In A Heartbeat: Sharing The Power of Cheerful Giving

Have you seen Michael Oher today?

According to Sean and Leigh Anne Tuohy in their new book, we pass by "Michaels" everyday.  We just don't take the time to really see them.  Sean Tuohy in speaking about the Touhy's Popcorn Theory says,
"The Popcorn Theory is about noticing others.  It starts with recognizing a fellow soul by the roadside as kindred, even if he doesn't seem to belong in your gated community and, at six foot five and over three hundred pounds, is the biggest piece of popcorn you ever saw.  It's about acknowledging that person's potential and value.  It's about seeing him, instead of looking past him."
After many have read Michael Lewis's book The Blind Side and seen the movie starring Sandra Bullock as Leigh Anne Tuohy and Tim McGraw as Sean Tuohy, we think we know this family.  Through In a Heartbeat, the Tuohy family seeks to tell the story of their family in their own words.

I so enjoyed this book, because each member of the Tuohy family speaks about their experience.  Sean and Leigh Anne write the main chapters and in between each chapter is an interlude written by Tim McGraw, Sandra Bullock, Collins Tuohy (daughter), Sean Junior (son) and even Michael Oher himself.
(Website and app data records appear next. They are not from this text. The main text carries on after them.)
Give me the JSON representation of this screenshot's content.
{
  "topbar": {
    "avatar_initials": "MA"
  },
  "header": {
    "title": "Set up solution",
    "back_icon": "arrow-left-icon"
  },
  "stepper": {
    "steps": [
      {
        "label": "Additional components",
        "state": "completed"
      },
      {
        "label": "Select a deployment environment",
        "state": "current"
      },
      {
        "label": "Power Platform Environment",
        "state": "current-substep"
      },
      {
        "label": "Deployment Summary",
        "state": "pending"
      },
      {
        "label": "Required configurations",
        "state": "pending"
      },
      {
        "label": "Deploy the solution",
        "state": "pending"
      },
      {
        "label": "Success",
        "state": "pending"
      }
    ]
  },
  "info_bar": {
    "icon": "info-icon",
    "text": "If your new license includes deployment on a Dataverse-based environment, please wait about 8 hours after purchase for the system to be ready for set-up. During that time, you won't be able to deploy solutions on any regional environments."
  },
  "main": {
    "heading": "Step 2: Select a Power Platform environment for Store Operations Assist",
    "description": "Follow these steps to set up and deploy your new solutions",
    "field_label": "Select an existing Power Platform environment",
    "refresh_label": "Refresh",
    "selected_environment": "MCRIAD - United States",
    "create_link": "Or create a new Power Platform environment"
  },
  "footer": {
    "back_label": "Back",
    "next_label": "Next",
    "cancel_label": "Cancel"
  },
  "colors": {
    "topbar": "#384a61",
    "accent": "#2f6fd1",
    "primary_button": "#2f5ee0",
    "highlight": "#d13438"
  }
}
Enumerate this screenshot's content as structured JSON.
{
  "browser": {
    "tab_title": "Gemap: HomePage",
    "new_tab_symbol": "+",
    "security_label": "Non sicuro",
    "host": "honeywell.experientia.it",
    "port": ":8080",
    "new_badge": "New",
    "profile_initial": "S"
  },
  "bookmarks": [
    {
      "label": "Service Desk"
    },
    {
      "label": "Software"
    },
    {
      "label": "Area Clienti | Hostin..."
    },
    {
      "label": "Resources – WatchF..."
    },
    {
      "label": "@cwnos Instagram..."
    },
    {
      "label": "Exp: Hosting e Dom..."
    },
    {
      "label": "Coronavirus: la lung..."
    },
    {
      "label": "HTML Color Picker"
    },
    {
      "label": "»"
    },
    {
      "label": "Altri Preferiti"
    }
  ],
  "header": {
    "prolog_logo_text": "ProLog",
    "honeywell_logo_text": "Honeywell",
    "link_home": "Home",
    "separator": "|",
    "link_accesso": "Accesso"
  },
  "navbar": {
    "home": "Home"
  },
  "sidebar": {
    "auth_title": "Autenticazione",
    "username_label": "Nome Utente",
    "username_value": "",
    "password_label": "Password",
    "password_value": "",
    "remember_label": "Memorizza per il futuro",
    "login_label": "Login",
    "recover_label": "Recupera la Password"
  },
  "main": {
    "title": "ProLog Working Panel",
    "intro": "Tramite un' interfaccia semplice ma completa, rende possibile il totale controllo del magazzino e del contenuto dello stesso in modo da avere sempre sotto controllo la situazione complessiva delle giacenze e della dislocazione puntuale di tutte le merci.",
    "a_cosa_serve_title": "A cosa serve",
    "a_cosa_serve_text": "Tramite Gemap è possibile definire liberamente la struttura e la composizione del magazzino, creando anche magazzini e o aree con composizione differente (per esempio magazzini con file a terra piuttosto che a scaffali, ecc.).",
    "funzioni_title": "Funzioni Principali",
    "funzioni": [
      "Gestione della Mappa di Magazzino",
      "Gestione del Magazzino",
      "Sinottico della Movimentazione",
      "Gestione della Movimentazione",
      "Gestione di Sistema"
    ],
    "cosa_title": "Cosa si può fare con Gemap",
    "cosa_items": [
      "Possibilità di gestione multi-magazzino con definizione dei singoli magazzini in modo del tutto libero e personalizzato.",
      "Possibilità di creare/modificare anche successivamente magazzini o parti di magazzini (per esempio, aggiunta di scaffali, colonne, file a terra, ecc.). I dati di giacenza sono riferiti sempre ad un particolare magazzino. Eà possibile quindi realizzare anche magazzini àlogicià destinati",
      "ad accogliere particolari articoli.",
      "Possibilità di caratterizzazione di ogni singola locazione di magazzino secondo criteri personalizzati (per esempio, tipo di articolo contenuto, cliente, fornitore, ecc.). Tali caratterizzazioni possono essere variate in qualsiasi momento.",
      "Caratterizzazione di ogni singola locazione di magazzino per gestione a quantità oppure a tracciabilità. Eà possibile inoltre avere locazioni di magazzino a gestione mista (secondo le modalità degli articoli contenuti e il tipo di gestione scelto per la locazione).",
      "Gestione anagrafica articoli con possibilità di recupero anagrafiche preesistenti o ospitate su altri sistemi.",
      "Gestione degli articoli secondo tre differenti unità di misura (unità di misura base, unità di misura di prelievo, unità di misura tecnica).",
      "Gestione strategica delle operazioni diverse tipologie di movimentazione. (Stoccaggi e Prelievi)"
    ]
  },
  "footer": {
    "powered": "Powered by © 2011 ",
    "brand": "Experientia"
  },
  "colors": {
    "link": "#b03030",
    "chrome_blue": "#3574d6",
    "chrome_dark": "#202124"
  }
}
The chapters are written in an easy going conversational style.  The reader gets a glimpse into the upbringing and circumstances that shaped Sean and Leigh Anne and what developed this deep understanding they have of the importance of cheerful giving.  They truly are a shining example of what it means to give yourself away and not just your money

As a parent, I appreciated how open Sean and Leigh Anne were in the book about how they raised Collins and SJ and the kind of people they hoped they would be.  The Touhy's son and daughter were challenged to give something away in exchange for every privilege they had.  They went to camps in the summer like every other kid in the neighborhood, but their first stop many summers was to the Camp of the Rising Son down in Choctaw Mississippi, which was a camp for underprivileged kids.  The Sean and Leigh Anne wanted their children to "get a dose of reality, so that they wouldn't be too sequestered by comfortable circumstances."  Leigh Anne shares at one point in the book that one of the questions they get asked alot is how did Collins, SJ and Michael accept one another as brothers and sister without resentment.  This is part of her answer:
"One possible answer is that we all laughed a lot.  Another is that Collins and SJ were open to Michael because they hadn't been raised in total privilege and prosperity.  When they were younger, they saw us struggle economically, so they grew up with some sense for how hard we worked and how fortunate they were.  We also tried hard not to sequester them socially - because when you're socially sequestered, you're susceptible to stereotypes and to viewing a lot of people as 'others.'  We never wanted our kids to view anyone as an 'other.'"
 I highly recommend this book!  You will be challenged and inspired by the story of real people and in Leigh Anne's words, you'll be encouraged to "Do small things with great love."

Thank you Audra Jennings with the B&B Media Group for providing me with a review copy of this exceptional book!!  In A Heartbeat can be purchased at Amazon.



Mariel said...

I so loved the movie and I bet (as usual) the book was better! thanks for sharing this. I lov eyour reviews, too...they are always so good.